(Records for processing begins)

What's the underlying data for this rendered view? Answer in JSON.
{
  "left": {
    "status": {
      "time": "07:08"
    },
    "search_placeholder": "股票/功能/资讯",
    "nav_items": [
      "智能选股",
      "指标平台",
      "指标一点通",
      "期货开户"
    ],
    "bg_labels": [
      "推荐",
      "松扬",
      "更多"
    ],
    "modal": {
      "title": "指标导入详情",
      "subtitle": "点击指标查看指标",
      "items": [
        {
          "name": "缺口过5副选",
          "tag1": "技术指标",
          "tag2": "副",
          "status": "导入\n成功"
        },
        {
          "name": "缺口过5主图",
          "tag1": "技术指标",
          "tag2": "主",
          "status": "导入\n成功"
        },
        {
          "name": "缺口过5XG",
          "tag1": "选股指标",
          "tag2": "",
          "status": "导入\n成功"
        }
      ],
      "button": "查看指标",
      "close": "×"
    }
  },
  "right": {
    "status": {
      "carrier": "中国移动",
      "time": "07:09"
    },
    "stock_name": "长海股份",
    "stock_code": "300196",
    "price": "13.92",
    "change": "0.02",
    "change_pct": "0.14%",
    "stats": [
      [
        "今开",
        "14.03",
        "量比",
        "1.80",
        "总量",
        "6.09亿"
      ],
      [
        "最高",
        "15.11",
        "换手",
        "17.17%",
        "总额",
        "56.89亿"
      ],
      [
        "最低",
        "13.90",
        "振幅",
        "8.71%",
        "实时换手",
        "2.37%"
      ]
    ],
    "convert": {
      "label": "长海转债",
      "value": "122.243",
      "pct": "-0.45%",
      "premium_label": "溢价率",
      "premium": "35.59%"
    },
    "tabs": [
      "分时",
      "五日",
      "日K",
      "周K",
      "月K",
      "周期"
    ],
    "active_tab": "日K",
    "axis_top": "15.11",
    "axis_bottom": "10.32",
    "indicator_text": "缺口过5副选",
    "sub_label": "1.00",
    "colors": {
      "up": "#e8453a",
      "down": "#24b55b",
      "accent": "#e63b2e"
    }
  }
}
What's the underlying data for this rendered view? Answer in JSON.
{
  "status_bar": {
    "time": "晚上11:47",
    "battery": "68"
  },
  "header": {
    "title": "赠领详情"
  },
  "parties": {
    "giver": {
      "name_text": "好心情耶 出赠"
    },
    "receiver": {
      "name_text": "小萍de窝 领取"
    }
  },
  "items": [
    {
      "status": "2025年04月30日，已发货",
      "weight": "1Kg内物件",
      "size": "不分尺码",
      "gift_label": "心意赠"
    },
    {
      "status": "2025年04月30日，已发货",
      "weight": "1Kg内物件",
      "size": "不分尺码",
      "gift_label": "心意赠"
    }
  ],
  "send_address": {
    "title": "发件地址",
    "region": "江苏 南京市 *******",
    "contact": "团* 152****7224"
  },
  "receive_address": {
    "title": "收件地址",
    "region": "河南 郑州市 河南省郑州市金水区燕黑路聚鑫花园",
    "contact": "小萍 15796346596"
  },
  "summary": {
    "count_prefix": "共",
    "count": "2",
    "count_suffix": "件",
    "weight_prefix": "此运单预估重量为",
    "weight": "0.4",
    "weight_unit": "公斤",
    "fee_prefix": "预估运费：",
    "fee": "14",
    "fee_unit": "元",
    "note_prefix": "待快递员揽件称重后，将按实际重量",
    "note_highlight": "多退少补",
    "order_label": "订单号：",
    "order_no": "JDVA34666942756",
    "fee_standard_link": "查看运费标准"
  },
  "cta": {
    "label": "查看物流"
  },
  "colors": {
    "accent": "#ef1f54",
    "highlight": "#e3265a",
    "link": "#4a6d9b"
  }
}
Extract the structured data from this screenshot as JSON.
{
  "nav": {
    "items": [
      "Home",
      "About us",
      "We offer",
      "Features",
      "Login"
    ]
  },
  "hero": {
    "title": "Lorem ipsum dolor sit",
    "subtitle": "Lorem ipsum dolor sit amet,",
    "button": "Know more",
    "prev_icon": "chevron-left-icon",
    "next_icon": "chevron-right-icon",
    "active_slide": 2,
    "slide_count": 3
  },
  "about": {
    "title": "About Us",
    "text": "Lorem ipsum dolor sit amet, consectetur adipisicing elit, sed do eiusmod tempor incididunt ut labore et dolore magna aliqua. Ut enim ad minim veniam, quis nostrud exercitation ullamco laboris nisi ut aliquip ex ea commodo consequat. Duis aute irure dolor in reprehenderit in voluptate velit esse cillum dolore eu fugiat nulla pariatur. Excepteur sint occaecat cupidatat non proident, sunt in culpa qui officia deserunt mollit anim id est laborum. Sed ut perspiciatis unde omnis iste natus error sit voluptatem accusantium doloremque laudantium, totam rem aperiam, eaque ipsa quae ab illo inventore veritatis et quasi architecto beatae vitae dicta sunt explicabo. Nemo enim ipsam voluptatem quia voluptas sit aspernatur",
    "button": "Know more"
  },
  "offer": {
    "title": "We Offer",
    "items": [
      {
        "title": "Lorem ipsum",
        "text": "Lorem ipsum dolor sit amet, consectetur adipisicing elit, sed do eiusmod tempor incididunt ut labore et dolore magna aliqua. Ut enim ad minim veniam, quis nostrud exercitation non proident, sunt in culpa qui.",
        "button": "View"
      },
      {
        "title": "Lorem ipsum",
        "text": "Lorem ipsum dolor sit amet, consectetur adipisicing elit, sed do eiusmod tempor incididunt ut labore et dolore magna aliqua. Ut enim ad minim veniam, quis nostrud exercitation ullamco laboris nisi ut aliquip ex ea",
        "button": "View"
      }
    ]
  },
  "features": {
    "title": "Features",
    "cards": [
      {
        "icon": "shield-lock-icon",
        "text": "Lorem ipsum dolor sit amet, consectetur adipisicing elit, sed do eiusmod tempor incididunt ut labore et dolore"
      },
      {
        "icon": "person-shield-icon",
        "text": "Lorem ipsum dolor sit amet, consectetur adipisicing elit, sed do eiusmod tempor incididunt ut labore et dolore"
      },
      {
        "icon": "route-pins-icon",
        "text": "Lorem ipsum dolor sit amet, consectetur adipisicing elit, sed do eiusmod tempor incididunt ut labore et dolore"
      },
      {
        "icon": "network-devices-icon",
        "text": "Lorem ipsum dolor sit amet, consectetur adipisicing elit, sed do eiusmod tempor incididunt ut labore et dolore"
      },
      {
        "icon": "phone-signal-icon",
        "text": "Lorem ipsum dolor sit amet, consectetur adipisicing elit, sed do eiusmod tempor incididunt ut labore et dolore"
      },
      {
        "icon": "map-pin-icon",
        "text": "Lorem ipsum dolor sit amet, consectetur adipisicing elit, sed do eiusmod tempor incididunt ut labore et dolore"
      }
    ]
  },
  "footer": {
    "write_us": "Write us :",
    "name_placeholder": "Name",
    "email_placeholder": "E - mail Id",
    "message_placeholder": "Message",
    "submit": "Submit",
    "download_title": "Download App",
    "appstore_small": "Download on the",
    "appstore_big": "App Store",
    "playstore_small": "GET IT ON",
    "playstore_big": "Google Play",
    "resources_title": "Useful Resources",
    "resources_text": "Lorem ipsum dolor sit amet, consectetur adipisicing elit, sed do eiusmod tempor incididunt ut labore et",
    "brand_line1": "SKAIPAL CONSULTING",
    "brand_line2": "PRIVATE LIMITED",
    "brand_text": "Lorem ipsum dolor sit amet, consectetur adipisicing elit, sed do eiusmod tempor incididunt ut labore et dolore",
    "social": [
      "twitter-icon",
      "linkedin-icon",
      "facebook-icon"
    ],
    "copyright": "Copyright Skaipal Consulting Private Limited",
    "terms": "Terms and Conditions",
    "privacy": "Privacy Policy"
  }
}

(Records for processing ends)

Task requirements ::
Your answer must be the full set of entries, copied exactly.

Solution to this exercise ::
What's the underlying data for this rendered view? Answer in JSON.
{
  "left": {
    "status": {
      "time": "07:08"
    },
    "search_placeholder": "股票/功能/资讯",
    "nav_items": [
      "智能选股",
      "指标平台",
      "指标一点通",
      "期货开户"
    ],
    "bg_labels": [
      "推荐",
      "松扬",
      "更多"
    ],
    "modal": {
      "title": "指标导入详情",
      "subtitle": "点击指标查看指标",
      "items": [
        {
          "name": "缺口过5副选",
          "tag1": "技术指标",
          "tag2": "副",
          "status": "导入\n成功"
        },
        {
          "name": "缺口过5主图",
          "tag1": "技术指标",
          "tag2": "主",
          "status": "导入\n成功"
        },
        {
          "name": "缺口过5XG",
          "tag1": "选股指标",
          "tag2": "",
          "status": "导入\n成功"
        }
      ],
      "button": "查看指标",
      "close": "×"
    }
  },
  "right": {
    "status": {
      "carrier": "中国移动",
      "time": "07:09"
    },
    "stock_name": "长海股份",
    "stock_code": "300196",
    "price": "13.92",
    "change": "0.02",
    "change_pct": "0.14%",
    "stats": [
      [
        "今开",
        "14.03",
        "量比",
        "1.80",
        "总量",
        "6.09亿"
      ],
      [
        "最高",
        "15.11",
        "换手",
        "17.17%",
        "总额",
        "56.89亿"
      ],
      [
        "最低",
        "13.90",
        "振幅",
        "8.71%",
        "实时换手",
        "2.37%"
      ]
    ],
    "convert": {
      "label": "长海转债",
      "value": "122.243",
      "pct": "-0.45%",
      "premium_label": "溢价率",
      "premium": "35.59%"
    },
    "tabs": [
      "分时",
      "五日",
      "日K",
      "周K",
      "月K",
      "周期"
    ],
    "active_tab": "日K",
    "axis_top": "15.11",
    "axis_bottom": "10.32",
    "indicator_text": "缺口过5副选",
    "sub_label": "1.00",
    "colors": {
      "up": "#e8453a",
      "down": "#24b55b",
      "accent": "#e63b2e"
    }
  }
}
What's the underlying data for this rendered view? Answer in JSON.
{
  "status_bar": {
    "time": "晚上11:47",
    "battery": "68"
  },
  "header": {
    "title": "赠领详情"
  },
  "parties": {
    "giver": {
      "name_text": "好心情耶 出赠"
    },
    "receiver": {
      "name_text": "小萍de窝 领取"
    }
  },
  "items": [
    {
      "status": "2025年04月30日，已发货",
      "weight": "1Kg内物件",
      "size": "不分尺码",
      "gift_label": "心意赠"
    },
    {
      "status": "2025年04月30日，已发货",
      "weight": "1Kg内物件",
      "size": "不分尺码",
      "gift_label": "心意赠"
    }
  ],
  "send_address": {
    "title": "发件地址",
    "region": "江苏 南京市 *******",
    "contact": "团* 152****7224"
  },
  "receive_address": {
    "title": "收件地址",
    "region": "河南 郑州市 河南省郑州市金水区燕黑路聚鑫花园",
    "contact": "小萍 15796346596"
  },
  "summary": {
    "count_prefix": "共",
    "count": "2",
    "count_suffix": "件",
    "weight_prefix": "此运单预估重量为",
    "weight": "0.4",
    "weight_unit": "公斤",
    "fee_prefix": "预估运费：",
    "fee": "14",
    "fee_unit": "元",
    "note_prefix": "待快递员揽件称重后，将按实际重量",
    "note_highlight": "多退少补",
    "order_label": "订单号：",
    "order_no": "JDVA34666942756",
    "fee_standard_link": "查看运费标准"
  },
  "cta": {
    "label": "查看物流"
  },
  "colors": {
    "accent": "#ef1f54",
    "highlight": "#e3265a",
    "link": "#4a6d9b"
  }
}
Extract the structured data from this screenshot as JSON.
{
  "nav": {
    "items": [
      "Home",
      "About us",
      "We offer",
      "Features",
      "Login"
    ]
  },
  "hero": {
    "title": "Lorem ipsum dolor sit",
    "subtitle": "Lorem ipsum dolor sit amet,",
    "button": "Know more",
    "prev_icon": "chevron-left-icon",
    "next_icon": "chevron-right-icon",
    "active_slide": 2,
    "slide_count": 3
  },
  "about": {
    "title": "About Us",
    "text": "Lorem ipsum dolor sit amet, consectetur adipisicing elit, sed do eiusmod tempor incididunt ut labore et dolore magna aliqua. Ut enim ad minim veniam, quis nostrud exercitation ullamco laboris nisi ut aliquip ex ea commodo consequat. Duis aute irure dolor in reprehenderit in voluptate velit esse cillum dolore eu fugiat nulla pariatur. Excepteur sint occaecat cupidatat non proident, sunt in culpa qui officia deserunt mollit anim id est laborum. Sed ut perspiciatis unde omnis iste natus error sit voluptatem accusantium doloremque laudantium, totam rem aperiam, eaque ipsa quae ab illo inventore veritatis et quasi architecto beatae vitae dicta sunt explicabo. Nemo enim ipsam voluptatem quia voluptas sit aspernatur",
    "button": "Know more"
  },
  "offer": {
    "title": "We Offer",
    "items": [
      {
        "title": "Lorem ipsum",
        "text": "Lorem ipsum dolor sit amet, consectetur adipisicing elit, sed do eiusmod tempor incididunt ut labore et dolore magna aliqua. Ut enim ad minim veniam, quis nostrud exercitation non proident, sunt in culpa qui.",
        "button": "View"
      },
      {
        "title": "Lorem ipsum",
        "text": "Lorem ipsum dolor sit amet, consectetur adipisicing elit, sed do eiusmod tempor incididunt ut labore et dolore magna aliqua. Ut enim ad minim veniam, quis nostrud exercitation ullamco laboris nisi ut aliquip ex ea",
        "button": "View"
      }
    ]
  },
  "features": {
    "title": "Features",
    "cards": [
      {
        "icon": "shield-lock-icon",
        "text": "Lorem ipsum dolor sit amet, consectetur adipisicing elit, sed do eiusmod tempor incididunt ut labore et dolore"
      },
      {
        "icon": "person-shield-icon",
        "text": "Lorem ipsum dolor sit amet, consectetur adipisicing elit, sed do eiusmod tempor incididunt ut labore et dolore"
      },
      {
        "icon": "route-pins-icon",
        "text": "Lorem ipsum dolor sit amet, consectetur adipisicing elit, sed do eiusmod tempor incididunt ut labore et dolore"
      },
      {
        "icon": "network-devices-icon",
        "text": "Lorem ipsum dolor sit amet, consectetur adipisicing elit, sed do eiusmod tempor incididunt ut labore et dolore"
      },
      {
        "icon": "phone-signal-icon",
        "text": "Lorem ipsum dolor sit amet, consectetur adipisicing elit, sed do eiusmod tempor incididunt ut labore et dolore"
      },
      {
        "icon": "map-pin-icon",
        "text": "Lorem ipsum dolor sit amet, consectetur adipisicing elit, sed do eiusmod tempor incididunt ut labore et dolore"
      }
    ]
  },
  "footer": {
    "write_us": "Write us :",
    "name_placeholder": "Name",
    "email_placeholder": "E - mail Id",
    "message_placeholder": "Message",
    "submit": "Submit",
    "download_title": "Download App",
    "appstore_small": "Download on the",
    "appstore_big": "App Store",
    "playstore_small": "GET IT ON",
    "playstore_big": "Google Play",
    "resources_title": "Useful Resources",
    "resources_text": "Lorem ipsum dolor sit amet, consectetur adipisicing elit, sed do eiusmod tempor incididunt ut labore et",
    "brand_line1": "SKAIPAL CONSULTING",
    "brand_line2": "PRIVATE LIMITED",
    "brand_text": "Lorem ipsum dolor sit amet, consectetur adipisicing elit, sed do eiusmod tempor incididunt ut labore et dolore",
    "social": [
      "twitter-icon",
      "linkedin-icon",
      "facebook-icon"
    ],
    "copyright": "Copyright Skaipal Consulting Private Limited",
    "terms": "Terms and Conditions",
    "privacy": "Privacy Policy"
  }
}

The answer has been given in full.